The MacBook, Apple’s version of what a Laptop should be, has been seeing a lot of change this year. First, the MacBook received an update for its keyboard, replacing the flawed butterfly keyboard in favour of the more traditional scissor-switch keys. This meant that the customers and users of the Mac could finally commence their hobbies for writing, or, in the case of a tech blogger such as myself, go back to making the MacBook my primary work computer.
With this issue sorted, there was but one major concern remaining, which was a pretty big concern. This was the silicon being used. The MacBook, which until recently was running Intel processors was notorious for heating and thermal throttling, so much so that it began being called a very capable laptop, not for its looks or it’s performance, but for its ability to act as a heater.
This too was addressed quite quickly, when you consider that at the beginning of 2020, we wear hearing some chatter over laptops with Arm-based processors. What followed was a tenuous moment of silence, after which the world went abuzz with leaks and rumours in regards to what Apple would be launching as ‘Apple Silicon’. One did not have to wait very long, however, since the Arm powered MacBooks were launched towards the end of 2020, sporting the new M1 chip.
The M1 Arises
This M1 chip marked a move that reminded tech enthusiasts of the time when Steve Jobs announced Apple would be leaving PowerPC and switching to Intel and, the Buzz that followed post the announcement. This time, however, people were a bit sceptical, considering how Arm powered laptops from the likes of Samsung and Microsoft have done in the market. The MacBook Air And Pro turned out to be different and when everyone realised that, a hurry to sell their old MacBooks and buying the new one became common.
That brings me to the reason for this article, which is the evolution that the MacBook has gone through. This past year, as you read, owing to the M1, the MacBook underwent a drastic change, for the better that is. However, it is my assumption that this is just the beginning of something bigger and, there is a storm brewing at Cupertino, with the intentions of hitting the MacBook hard in 2021.
Is A Storm Brewing?
Yes. The reason for my belief is some chatter that is going on, first of which is the rumour for an even more powerful chip based on Arm. While the M1 is plenty powerful and manages to beat out most heavy-weight champions, the Pro demands for more and, if rumours are to be believed, it just might be that Apple is working on a chip to cater to this crowd.
Analyst Ming-Chi-Kuo recently reported that a redesigned MacBook Pro with 14.1-inches and 16-inch displays will be launched in Q2, with both of them sporting Apple’s custom silicon. This silicon is supposedly going to be a 12-core chipset, catering to the 14-inch MacBook, while the 16-inch MacBook Pro will be getting a 16-core chip. This change could be done, keeping in mind that the Pro MacBooks have better heat dissipation, meaning they can handle the firepower better than the Air.
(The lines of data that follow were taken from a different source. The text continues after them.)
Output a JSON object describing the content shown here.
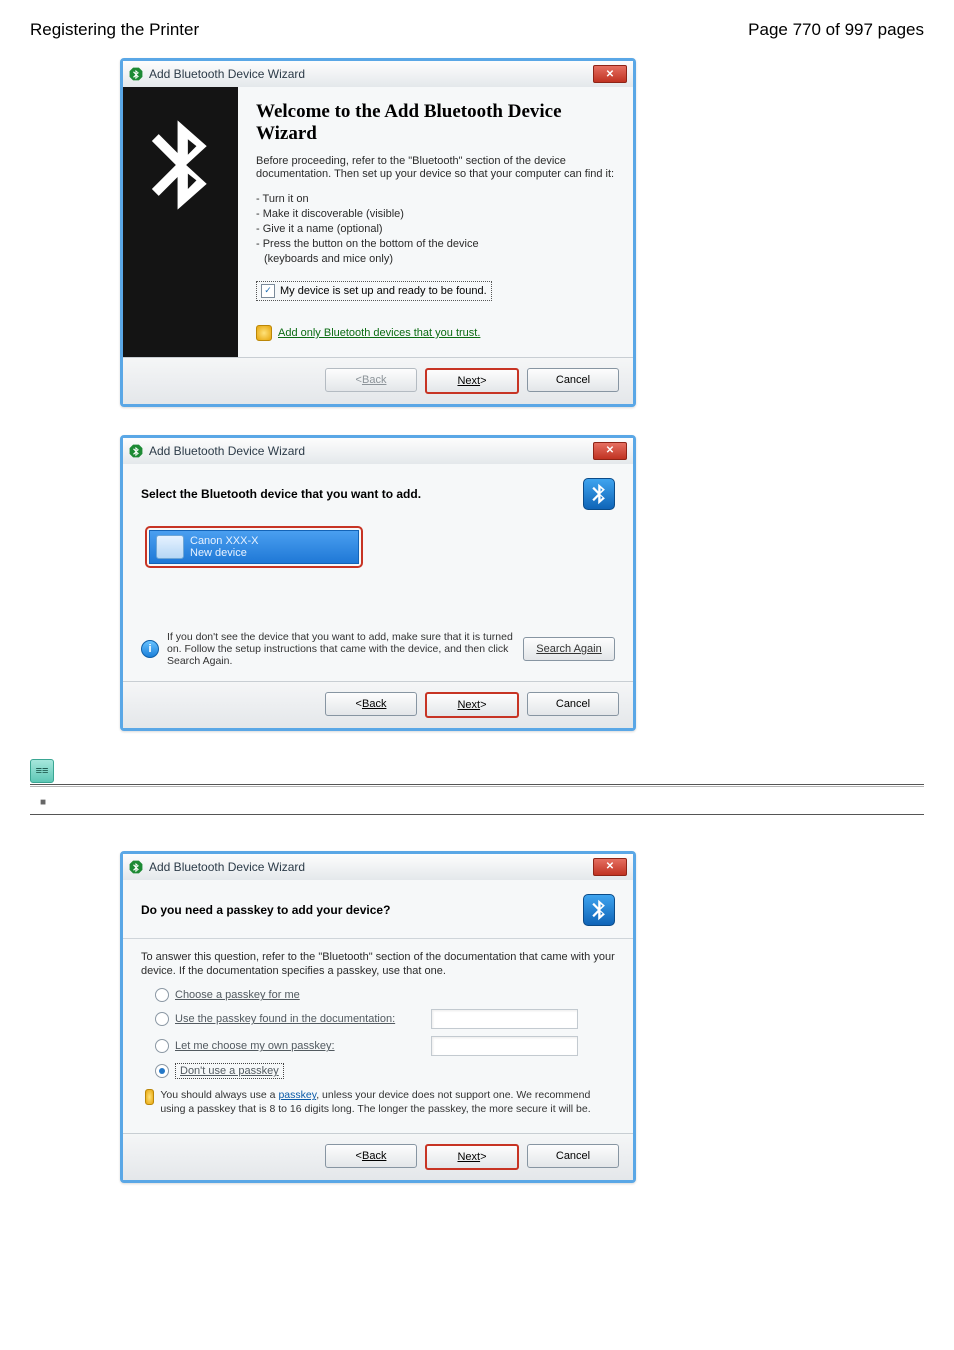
{
  "page": {
    "title": "Registering the Printer",
    "indicator": "Page 770 of 997 pages"
  },
  "buttons": {
    "back": "Back",
    "next": "Next",
    "cancel": "Cancel"
  },
  "step1": {
    "window_title": "Add Bluetooth Device Wizard",
    "heading": "Welcome to the Add Bluetooth Device Wizard",
    "intro": "Before proceeding, refer to the \"Bluetooth\" section of the device documentation. Then set up your device so that your computer can find it:",
    "bullets": [
      "- Turn it on",
      "- Make it discoverable (visible)",
      "- Give it a name (optional)",
      "- Press the button on the bottom of the device",
      "(keyboards and mice only)"
    ],
    "checkbox_label": "My device is set up and ready to be found.",
    "trust_link": "Add only Bluetooth devices that you trust."
  },
  "step2": {
    "window_title": "Add Bluetooth Device Wizard",
    "heading": "Select the Bluetooth device that you want to add.",
    "device": {
      "name": "Canon XXX-X",
      "status": "New device"
    },
    "info": "If you don't see the device that you want to add, make sure that it is turned on. Follow the setup instructions that came with the device, and then click Search Again.",
    "search_again": "Search Again"
  },
  "step3": {
    "window_title": "Add Bluetooth Device Wizard",
    "heading": "Do you need a passkey to add your device?",
    "intro": "To answer this question, refer to the \"Bluetooth\" section of the documentation that came with your device. If the documentation specifies a passkey, use that one.",
    "options": [
      "Choose a passkey for me",
      "Use the passkey found in the documentation:",
      "Let me choose my own passkey:",
      "Don't use a passkey"
    ],
    "warn": {
      "a": "You should always use a ",
      "link": "passkey",
      "b": ", unless your device does not support one. We recommend using a passkey that is 8 to 16 digits long. The longer the passkey, the more secure it will be."
    }
  }
}
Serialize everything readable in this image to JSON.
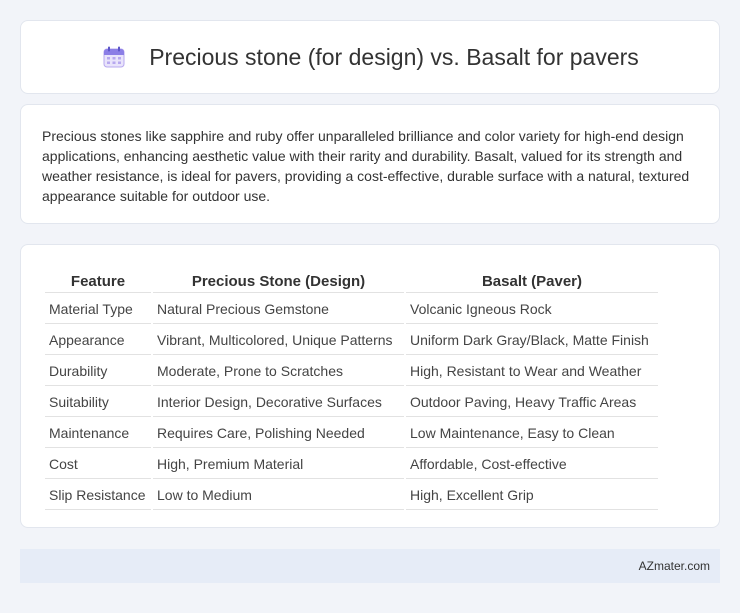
{
  "header": {
    "title": "Precious stone (for design) vs. Basalt for pavers",
    "icon": "calendar-icon"
  },
  "summary": "Precious stones like sapphire and ruby offer unparalleled brilliance and color variety for high-end design applications, enhancing aesthetic value with their rarity and durability. Basalt, valued for its strength and weather resistance, is ideal for pavers, providing a cost-effective, durable surface with a natural, textured appearance suitable for outdoor use.",
  "table": {
    "headers": [
      "Feature",
      "Precious Stone (Design)",
      "Basalt (Paver)"
    ],
    "rows": [
      [
        "Material Type",
        "Natural Precious Gemstone",
        "Volcanic Igneous Rock"
      ],
      [
        "Appearance",
        "Vibrant, Multicolored, Unique Patterns",
        "Uniform Dark Gray/Black, Matte Finish"
      ],
      [
        "Durability",
        "Moderate, Prone to Scratches",
        "High, Resistant to Wear and Weather"
      ],
      [
        "Suitability",
        "Interior Design, Decorative Surfaces",
        "Outdoor Paving, Heavy Traffic Areas"
      ],
      [
        "Maintenance",
        "Requires Care, Polishing Needed",
        "Low Maintenance, Easy to Clean"
      ],
      [
        "Cost",
        "High, Premium Material",
        "Affordable, Cost-effective"
      ],
      [
        "Slip Resistance",
        "Low to Medium",
        "High, Excellent Grip"
      ]
    ]
  },
  "footer": {
    "brand": "AZmater.com"
  }
}
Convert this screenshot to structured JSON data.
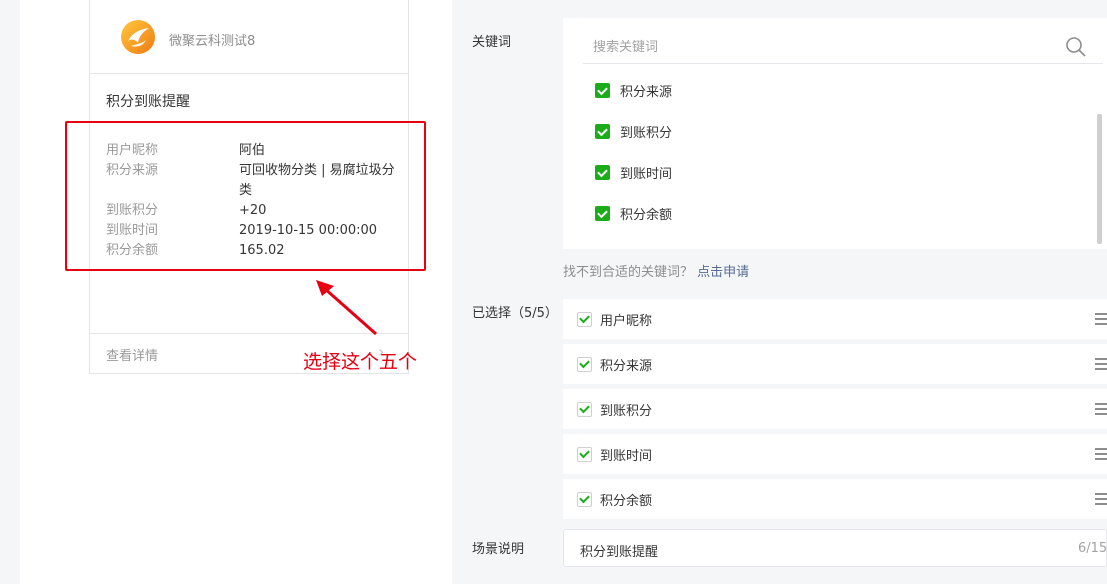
{
  "preview": {
    "account_name": "微聚云科测试8",
    "title": "积分到账提醒",
    "fields": [
      {
        "key": "用户昵称",
        "value": "阿伯"
      },
      {
        "key": "积分来源",
        "value": "可回收物分类 | 易腐垃圾分类"
      },
      {
        "key": "到账积分",
        "value": "+20"
      },
      {
        "key": "到账时间",
        "value": "2019-10-15 00:00:00"
      },
      {
        "key": "积分余额",
        "value": "165.02"
      }
    ],
    "detail_label": "查看详情"
  },
  "annotation": {
    "text": "选择这个五个",
    "color": "#e60012"
  },
  "keywords": {
    "label": "关键词",
    "search_placeholder": "搜索关键词",
    "items": [
      "积分来源",
      "到账积分",
      "到账时间",
      "积分余额"
    ],
    "hint_text": "找不到合适的关键词？",
    "apply_link": "点击申请"
  },
  "selected": {
    "label": "已选择（5/5）",
    "items": [
      "用户昵称",
      "积分来源",
      "到账积分",
      "到账时间",
      "积分余额"
    ]
  },
  "scene": {
    "label": "场景说明",
    "value": "积分到账提醒",
    "count": "6/15"
  },
  "colors": {
    "accent_green": "#1aad19",
    "link_blue": "#576b95",
    "annotation_red": "#e60012"
  }
}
To enhance the confusion in regards to all these rumours, another rumour claims to report that a desktop-level A14T chipset is in the making for the future iMac, which would rid the iMac of Intel chips for good. This, however, is a distant reality and will take some time to launch, or, so it seems.
Apart from the processing changes, it seems Apple is also planning a major display shift. Analyst Ming-Chi-Quo, whose report I discussed earlier also seems to believe that Apple will make a change to the display, adopting the Mini-LED display for the MacBooks.
What is a Mini-LED Display
As is slightly evident by the name ‘Mini’-LED displays are displays that take help of very minuscule LEDs to produce light for the display. This technology stems from the traditional backlit tech but makes some changes for this shift in size. Instead of using a single large backlight or a few small lights, Mini-LED displays use thousands of tiny LEDs. What does this result in? The use of Mini-LEDs results in superior local dimming. With this statement arises the question of what local dimming is? Local dimming is a technique that improves the black levels of your display. The dark parts of the screen become extra dark with this technique, resulting in richer blacks.
Fun Fact: For a backlight diode to be a Mini-LED, they need to 0.2mm across each
Additionally, Local dimming is important for LCD displays as the backlight bleed leads to inferior blacks and contrast ratios compared to OLED displays, where individual pixels can switch on or off.
So, to list out the pros of using a Mini-LED panel, they are:-
- Deeper blacks
- Brighter whites
- Better contrast
- Richer colours
Win-win right? Yes, having a Mini-LED display has a lot of advantages and, shifting to a Mini-LED panel is for the better.
So, is the Change For the MacBook Here?
As you can see, there are some changes coming in 2021, which could change the way we use our MacBooks. The new chips, if accompanied by AMD GPUs, if Apple does end up using discrete graphics, could finally mean that one can game at ease on a MacBook and, the display, whose presence would help the king of media consumption up it’s ante.
These rumours, while still being rumours are growing stronger day by day and, even if one of them does end up materializing, it could lead to the MacBook becoming the benchmark to beat and, possibly even become the blind answer to the question, “Which is the best laptop out there?”